To see the debates around alien immigration principally as a conflict between liberal and illiberal forces is to ignore the fact that a congeries of often contradictory elements coalesced at a time of national and local anxiety, giving the Conservative government the confidence to put forward the legislation. When the Liberals returned to power in 1906 the radical right saw their initially lenient implementation of the Act as a national betrayal. By 1914 the Liberals had moved towards tighter restrictions, although ‘aliens’ were covered by the National Insurance legislation of 1911, suggesting that they continued to have an expansive conception of the imagined nation, at least until the outbreak of war.
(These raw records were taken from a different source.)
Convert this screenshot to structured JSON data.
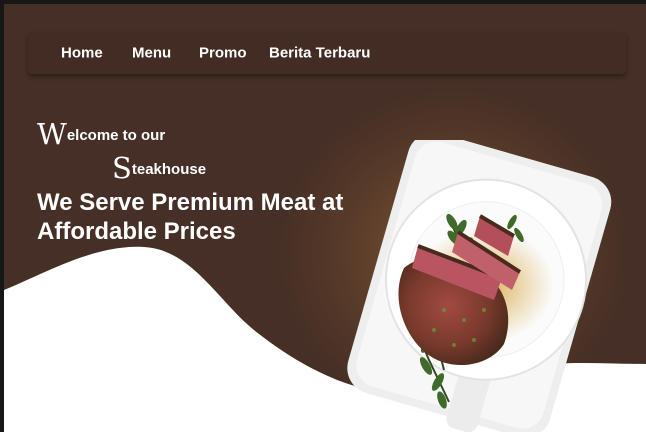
{
  "nav": {
    "items": [
      "Home",
      "Menu",
      "Promo",
      "Berita Terbaru"
    ]
  },
  "hero": {
    "welcome_initial": "W",
    "welcome_rest": "elcome to our",
    "steak_initial": "S",
    "steak_rest": "teakhouse",
    "headline_line1": "We Serve Premium Meat at",
    "headline_line2": "Affordable Prices"
  },
  "colors": {
    "background": "#462f26",
    "navbar": "#432c24",
    "wave": "#ffffff",
    "glow": "#f6a54a",
    "text": "#ffffff"
  },
  "image": {
    "subject": "grilled steak slices with rosemary on a white plate"
  }
}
Barely more than 1 per cent of the Jews who left the Pale of Settlement went to Palestine. Yet the Zionist narrative, whether articulated by Herzl or the popular novelist, playwright and chronicler of the ghetto Israel Zangwill, who took part in public debates about the Aliens Act, or even by restrictionists, acquired more importance as anti-semitism became more threatening. All sides were prepared to use Zionism to achieve their own ends. Herzl was willing to make alliances with anti-alienists. Zangwill, who became a fervent advocate of a Jewish settlement in East Africa since Palestine seemed unattainable, was admired by Major William Evans-Gordon, a prominent member of the British Brothers’ League. For restrictionists who wished to avoid the charge of anti-semitism, showing interest in an idea intended to ameliorate the position of Jews and keep them from coming to Britain was politically expedient. This backs up the Israeli historian Idith Zertal’s view that ‘Zionism thrived on Jewish troubles and needed Jew hatred,’ and adds an important element to the complex and contradictory picture of anti-semitism that Glover constructs.
Central to the restrictionist case was the claim that anti-semitism would get worse if too many Jews entered Britain. By arguing that the Act would deal with this, its supporters were demonstrating that anti-semitism was, as Glover puts it, ‘frequently regarded by the political class as a volatile problem that needed to be managed, as a danger that was symptomatic of democratic or popular excess, rather than a position that deserved parliamentary representation’. All of this still seems familiar, although it’s not migrant Jews we worry about now, and the term ‘alien’ is no longer used as a racist epithet. Prominent among today’s targets are the unrestricted numbers of Romanians and Bulgarians who will be allowed to work in the UK from next January in fulfilment of EU agreements. ‘Fifty thousand a year could come in the first five years’ was the unsubstantiated claim of Migrationwatch UK: SIXTY THOUSAND COMING, ran the headline in the Evening News and Post in June 1891.